■ Activity: Go line by line through the entries below and copy those containing the string "Bottle".
##### Records shown
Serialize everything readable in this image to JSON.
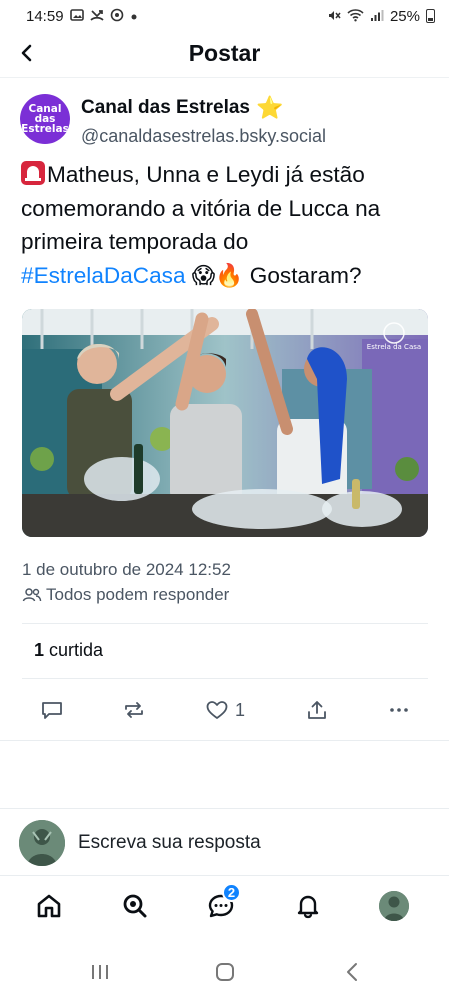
{
  "status_bar": {
    "time": "14:59",
    "battery": "25%",
    "icons_left": [
      "gallery-icon",
      "missed-call-icon",
      "vpn-icon",
      "dot-icon"
    ],
    "icons_right": [
      "mute-icon",
      "wifi-icon",
      "signal-icon",
      "battery-icon"
    ]
  },
  "header": {
    "title": "Postar",
    "back_icon": "back-arrow-icon"
  },
  "author": {
    "avatar_text_1": "Canal das",
    "avatar_text_2": "Estrelas",
    "name": "Canal das Estrelas",
    "name_emoji": "⭐",
    "handle": "@canaldasestrelas.bsky.social"
  },
  "post": {
    "text_main": "Matheus, Unna e Leydi já estão comemorando a vitória de Lucca na primeira temporada do",
    "hashtag": "#EstrelaDaCasa",
    "text_end": "Gostaram?",
    "emojis": "😱🔥",
    "image_watermark": "Estrela da Casa",
    "date": "1 de outubro de 2024 12:52",
    "reply_setting": "Todos podem responder"
  },
  "engagement": {
    "likes_count": "1",
    "likes_label": "curtida"
  },
  "actions": {
    "like_count": "1",
    "items": [
      "reply-icon",
      "repost-icon",
      "like-icon",
      "share-icon",
      "more-icon"
    ]
  },
  "reply": {
    "placeholder": "Escreva sua resposta"
  },
  "bottom_nav": {
    "chat_badge": "2"
  },
  "colors": {
    "accent": "#1083fe",
    "text": "#0b0f14",
    "muted": "#4b5663",
    "avatar_purple": "#7b2fd6",
    "divider": "#e9edf0"
  }
}
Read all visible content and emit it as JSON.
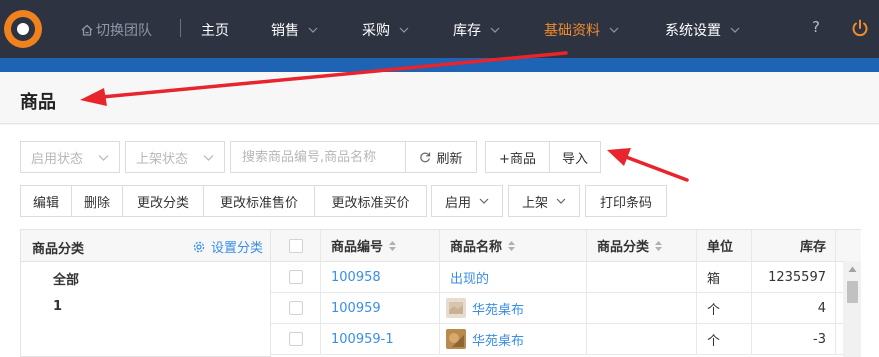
{
  "nav": {
    "switch_team": "切换团队",
    "items": [
      {
        "label": "主页",
        "has_menu": false
      },
      {
        "label": "销售",
        "has_menu": true
      },
      {
        "label": "采购",
        "has_menu": true
      },
      {
        "label": "库存",
        "has_menu": true
      },
      {
        "label": "基础资料",
        "has_menu": true,
        "active": true
      },
      {
        "label": "系统设置",
        "has_menu": true
      }
    ],
    "help": "?"
  },
  "page": {
    "title": "商品"
  },
  "toolbar": {
    "enable_status": "启用状态",
    "shelf_status": "上架状态",
    "search_placeholder": "搜索商品编号,商品名称",
    "refresh": "刷新",
    "add_product": "+商品",
    "import": "导入"
  },
  "actions": {
    "edit": "编辑",
    "delete": "删除",
    "change_category": "更改分类",
    "change_std_sell_price": "更改标准售价",
    "change_std_buy_price": "更改标准买价",
    "enable": "启用",
    "shelve": "上架",
    "print_barcode": "打印条码"
  },
  "categories": {
    "header": "商品分类",
    "settings": "设置分类",
    "items": [
      "全部",
      "1"
    ]
  },
  "table": {
    "columns": [
      "商品编号",
      "商品名称",
      "商品分类",
      "单位",
      "库存"
    ],
    "rows": [
      {
        "code": "100958",
        "name": "出现的",
        "category": "",
        "unit": "箱",
        "stock": "1235597"
      },
      {
        "code": "100959",
        "name": "华苑桌布",
        "category": "",
        "unit": "个",
        "stock": "4"
      },
      {
        "code": "100959-1",
        "name": "华苑桌布",
        "category": "",
        "unit": "个",
        "stock": "-3"
      }
    ]
  },
  "colors": {
    "nav_bg": "#2e3342",
    "accent": "#f08c2c",
    "brand_blue": "#1e63b4",
    "link": "#3a8ee6",
    "annotation_arrow": "#e8242c"
  }
}
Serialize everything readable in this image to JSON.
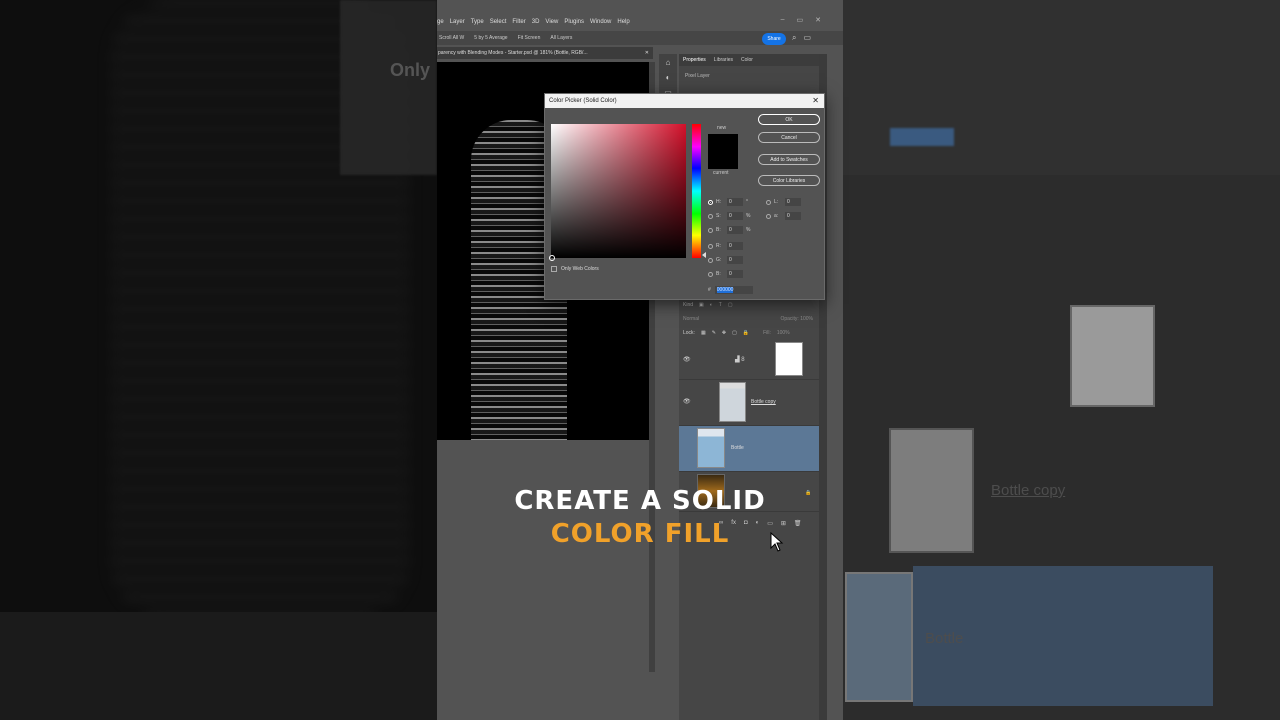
{
  "menu": {
    "items": [
      "ge",
      "Layer",
      "Type",
      "Select",
      "Filter",
      "3D",
      "View",
      "Plugins",
      "Window",
      "Help"
    ]
  },
  "window_controls": [
    "–",
    "▭",
    "✕"
  ],
  "options_bar": {
    "scroll_all": "Scroll All W",
    "sample": "5 by 5 Average",
    "fit_screen": "Fit Screen",
    "all_layers": "All Layers",
    "share_label": "Share"
  },
  "document_tab": {
    "title": "parency with Blending Modes - Starter.psd @ 181% (Bottle, RGB/..."
  },
  "properties_panel": {
    "tabs": [
      "Properties",
      "Libraries",
      "Color"
    ],
    "pixel_layer": "Pixel Layer"
  },
  "layers_panel": {
    "kind_label": "Kind",
    "blend_mode": "Normal",
    "opacity_label": "Opacity:",
    "opacity_value": "100%",
    "lock_label": "Lock:",
    "fill_label": "Fill:",
    "fill_value": "100%",
    "layers": [
      {
        "name": "",
        "visible": true,
        "type": "adjustment"
      },
      {
        "name": "Bottle copy",
        "visible": true,
        "type": "image"
      },
      {
        "name": "Bottle",
        "visible": false,
        "type": "image",
        "selected": true
      },
      {
        "name": "Background",
        "visible": false,
        "type": "background",
        "partial_label": "nd"
      }
    ]
  },
  "color_picker": {
    "title": "Color Picker (Solid Color)",
    "close": "✕",
    "new_label": "new",
    "current_label": "current",
    "buttons": {
      "ok": "OK",
      "cancel": "Cancel",
      "add_to_swatches": "Add to Swatches",
      "color_libraries": "Color Libraries"
    },
    "only_web_colors": "Only Web Colors",
    "fields": {
      "H": {
        "value": "0",
        "unit": "°"
      },
      "S": {
        "value": "0",
        "unit": "%"
      },
      "B": {
        "value": "0",
        "unit": "%"
      },
      "R": {
        "value": "0"
      },
      "G": {
        "value": "0"
      },
      "Bb": {
        "value": "0"
      },
      "L": {
        "value": "0"
      },
      "a": {
        "value": "0"
      }
    },
    "field_labels": {
      "H": "H:",
      "S": "S:",
      "B": "B:",
      "R": "R:",
      "G": "G:",
      "Bb": "B:",
      "L": "L:",
      "a": "a:"
    },
    "hex_label": "#",
    "hex_value": "000000",
    "hue_color": "#d3102a",
    "selected_color": "#000000"
  },
  "caption": {
    "line1": "CREATE A SOLID",
    "line2": "COLOR FILL",
    "line2_color": "#f0a12a"
  },
  "ghost": {
    "left_text": "Only",
    "right_layer_name_1": "Bottle copy",
    "right_layer_name_2": "Bottle"
  }
}
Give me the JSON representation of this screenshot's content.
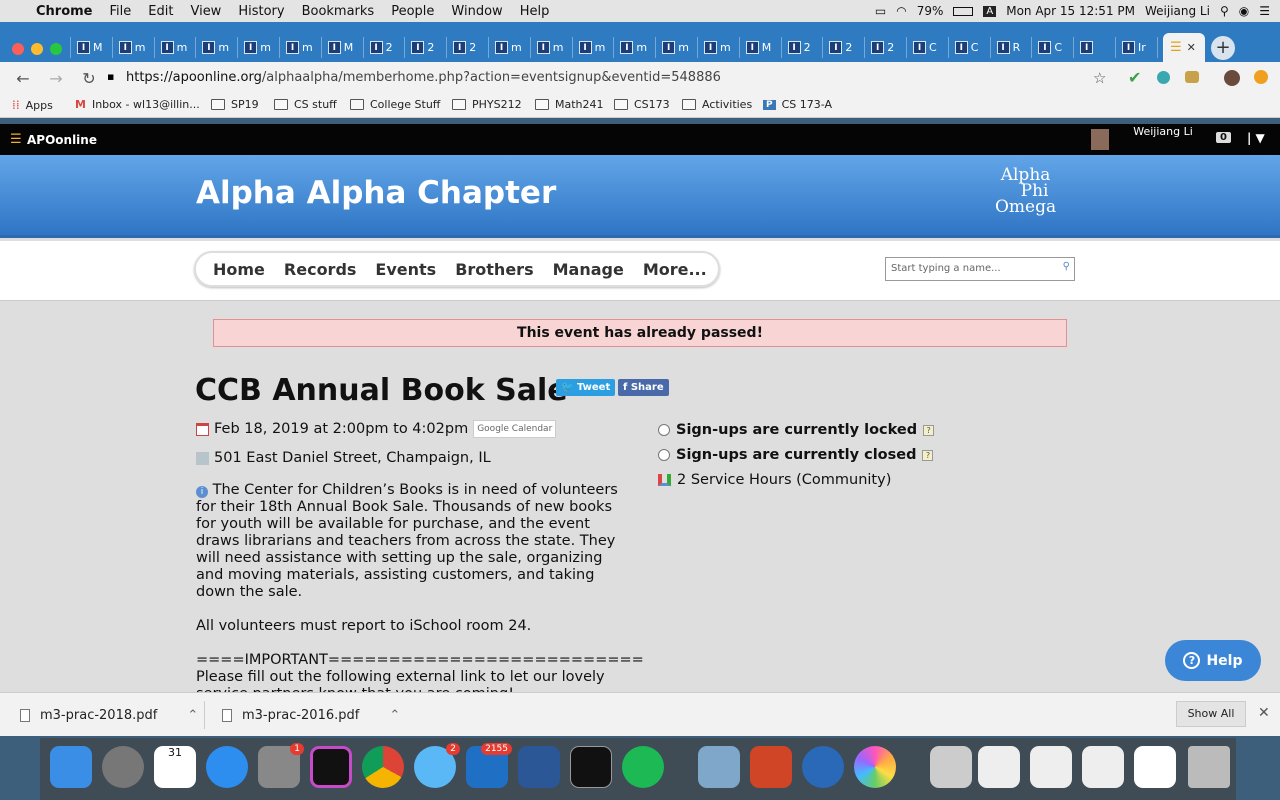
{
  "menubar": {
    "apple": "",
    "app": "Chrome",
    "items": [
      "File",
      "Edit",
      "View",
      "History",
      "Bookmarks",
      "People",
      "Window",
      "Help"
    ],
    "battery": "79%",
    "clock": "Mon Apr 15  12:51 PM",
    "user": "Weijiang Li"
  },
  "tabs": [
    "M",
    "m",
    "m",
    "m",
    "m",
    "m",
    "M",
    "2",
    "2",
    "2",
    "m",
    "m",
    "m",
    "m",
    "m",
    "m",
    "M",
    "2",
    "2",
    "2",
    "C",
    "C",
    "R",
    "C",
    "",
    "Ir",
    "Il"
  ],
  "browser": {
    "url_host": "https://apoonline.org",
    "url_path": "/alphaalpha/memberhome.php?action=eventsignup&eventid=548886"
  },
  "bookmarks": [
    "Apps",
    "Inbox - wl13@illin...",
    "SP19",
    "CS stuff",
    "College Stuff",
    "PHYS212",
    "Math241",
    "CS173",
    "Activities",
    "CS 173-A"
  ],
  "apo": {
    "brand": "APOonline",
    "user": "Weijiang Li",
    "count": "0",
    "chapter": "Alpha Alpha Chapter",
    "logo": [
      "Alpha",
      "Phi",
      "Omega"
    ],
    "nav": [
      "Home",
      "Records",
      "Events",
      "Brothers",
      "Manage",
      "More..."
    ],
    "search_placeholder": "Start typing a name..."
  },
  "event": {
    "alert": "This event has already passed!",
    "title": "CCB Annual Book Sale",
    "tweet": "Tweet",
    "share": "Share",
    "date": "Feb 18, 2019 at 2:00pm to 4:02pm",
    "gcal": "Google Calendar",
    "location": "501 East Daniel Street, Champaign, IL",
    "desc1": "The Center for Children’s Books is in need of volunteers for their 18th Annual Book Sale. Thousands of new books for youth will be available for purchase, and the event draws librarians and teachers from across the state. They will need assistance with setting up the sale, organizing and moving materials, assisting customers, and taking down the sale.",
    "desc2": "All volunteers must report to iSchool room 24.",
    "desc3": "====IMPORTANT==========================",
    "desc4": "Please fill out the following external link to let our lovely service partners know that you are coming!",
    "status1": "Sign-ups are currently locked",
    "status2": "Sign-ups are currently closed",
    "hours": "2 Service Hours (Community)",
    "help": "Help"
  },
  "downloads": {
    "file1": "m3-prac-2018.pdf",
    "file2": "m3-prac-2016.pdf",
    "showall": "Show All"
  },
  "dock": {
    "calendar_day": "31",
    "badge1": "1",
    "badge2": "2",
    "badge3": "2155"
  }
}
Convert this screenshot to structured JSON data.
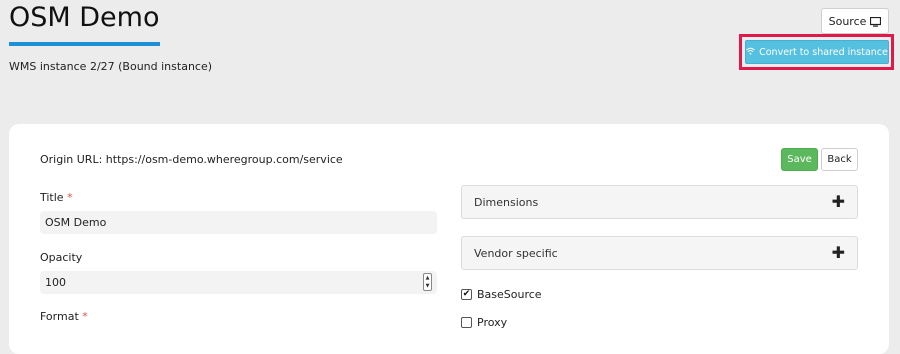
{
  "header": {
    "title": "OSM Demo",
    "subtitle": "WMS instance 2/27 (Bound instance)",
    "source_button_label": "Source",
    "source_button_icon": "monitor-icon",
    "convert_button_label": "Convert to shared instance",
    "convert_button_icon": "wifi-icon"
  },
  "form": {
    "origin_label": "Origin URL:",
    "origin_value": "https://osm-demo.wheregroup.com/service",
    "save_label": "Save",
    "back_label": "Back",
    "title_label": "Title",
    "title_required": "*",
    "title_value": "OSM Demo",
    "opacity_label": "Opacity",
    "opacity_value": "100",
    "format_label": "Format",
    "format_required": "*"
  },
  "panels": [
    {
      "label": "Dimensions"
    },
    {
      "label": "Vendor specific"
    }
  ],
  "checkboxes": [
    {
      "label": "BaseSource",
      "checked": true
    },
    {
      "label": "Proxy",
      "checked": false
    }
  ],
  "colors": {
    "accent_underline": "#1e90d8",
    "convert_button": "#56c0e0",
    "save_button": "#5cb85c",
    "highlight": "#e0194a",
    "required": "#d9534f"
  }
}
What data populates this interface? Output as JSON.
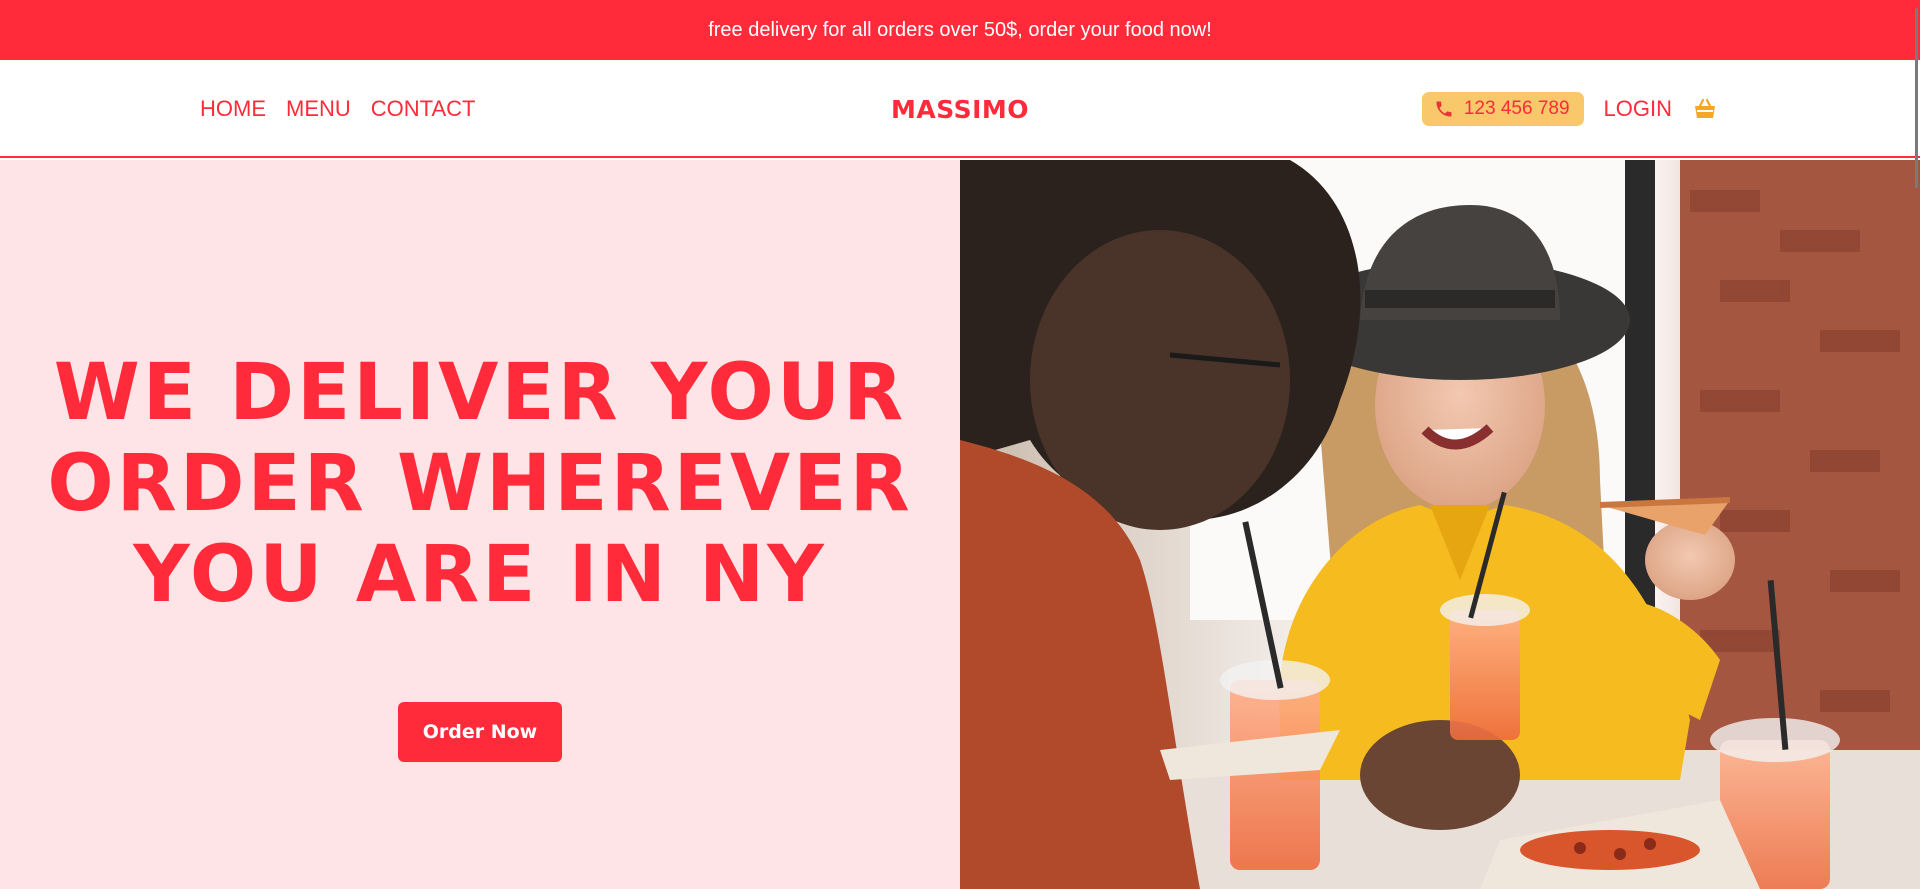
{
  "promo": {
    "text": "free delivery for all orders over 50$, order your food now!"
  },
  "nav": {
    "items": [
      {
        "label": "HOME"
      },
      {
        "label": "MENU"
      },
      {
        "label": "CONTACT"
      }
    ]
  },
  "brand": {
    "name": "MASSIMO"
  },
  "header_tools": {
    "phone": "123 456 789",
    "login": "LOGIN",
    "phone_icon": "phone-icon",
    "cart_icon": "basket-icon"
  },
  "hero": {
    "title_lines": [
      "WE DELIVER YOUR",
      "ORDER WHEREVER",
      "YOU ARE IN NY"
    ],
    "cta": "Order Now",
    "image": "photo of two people eating pizza with drinks at a restaurant table"
  },
  "colors": {
    "accent": "#ff2b3a",
    "hero_bg": "#ffe4e7",
    "phone_pill": "#f9c86b",
    "basket": "#f5a623"
  }
}
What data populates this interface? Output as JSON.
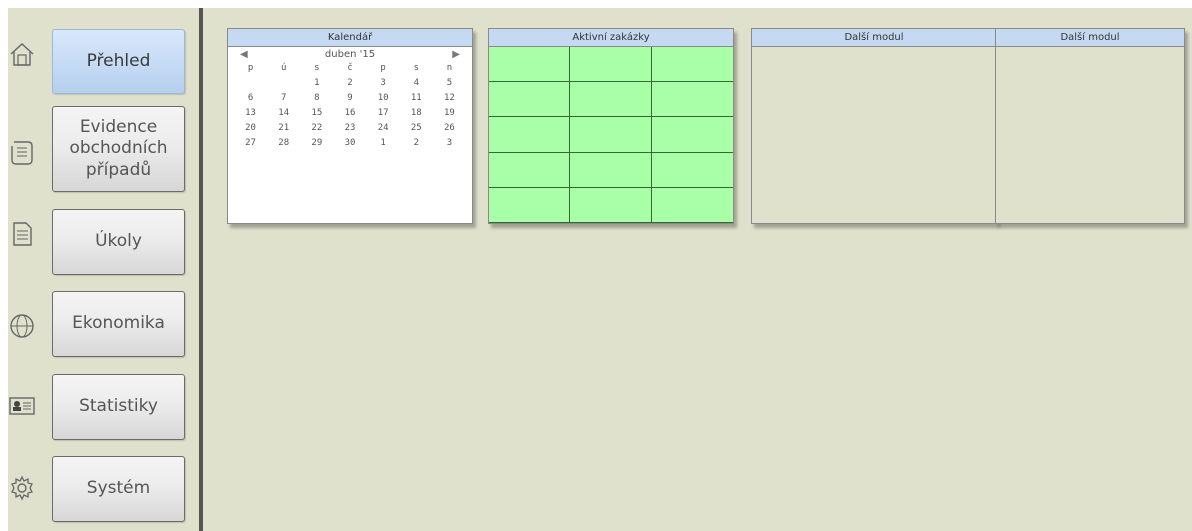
{
  "sidebar": {
    "items": [
      {
        "label": "Přehled",
        "icon": "home-icon",
        "active": true
      },
      {
        "label": "Evidence\nobchodních\npřípadů",
        "icon": "scroll-icon",
        "active": false
      },
      {
        "label": "Úkoly",
        "icon": "document-icon",
        "active": false
      },
      {
        "label": "Ekonomika",
        "icon": "globe-icon",
        "active": false
      },
      {
        "label": "Statistiky",
        "icon": "contact-card-icon",
        "active": false
      },
      {
        "label": "Systém",
        "icon": "gear-icon",
        "active": false
      }
    ]
  },
  "modules": {
    "calendar": {
      "title": "Kalendář",
      "month": "duben '15",
      "prev_icon": "triangle-left-icon",
      "next_icon": "triangle-right-icon",
      "weekdays": [
        "p",
        "ú",
        "s",
        "č",
        "p",
        "s",
        "n"
      ],
      "weeks": [
        [
          "",
          "",
          "1",
          "2",
          "3",
          "4",
          "5"
        ],
        [
          "6",
          "7",
          "8",
          "9",
          "10",
          "11",
          "12"
        ],
        [
          "13",
          "14",
          "15",
          "16",
          "17",
          "18",
          "19"
        ],
        [
          "20",
          "21",
          "22",
          "23",
          "24",
          "25",
          "26"
        ],
        [
          "27",
          "28",
          "29",
          "30",
          "1",
          "2",
          "3"
        ]
      ]
    },
    "active_orders": {
      "title": "Aktivní zakázky",
      "rows": 5,
      "cols": 3,
      "cell_color": "#a8ffa7"
    },
    "module3": {
      "title": "Další modul"
    },
    "module4": {
      "title": "Další modul"
    }
  },
  "colors": {
    "background": "#dfe1cc",
    "header": "#c6d9f2",
    "active_button": "#c7dcf5"
  }
}
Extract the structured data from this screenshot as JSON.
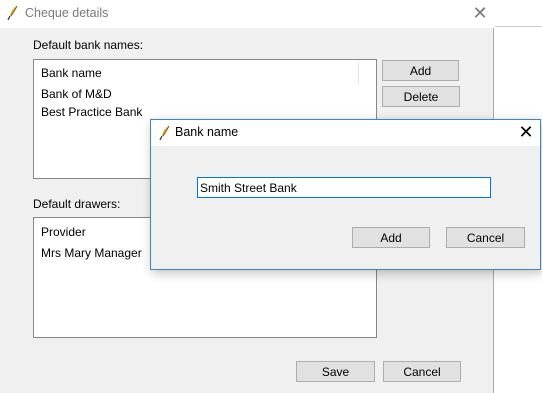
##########
■ Result of the exercise:
    "title": "parency with Blending Modes - Starter.psd @ 181% (Bottle, RGB/..."
        "name": "Bottle copy",
        "name": "Bottle",
    "right_layer_name_1": "Bottle copy",
    "right_layer_name_2": "Bottle"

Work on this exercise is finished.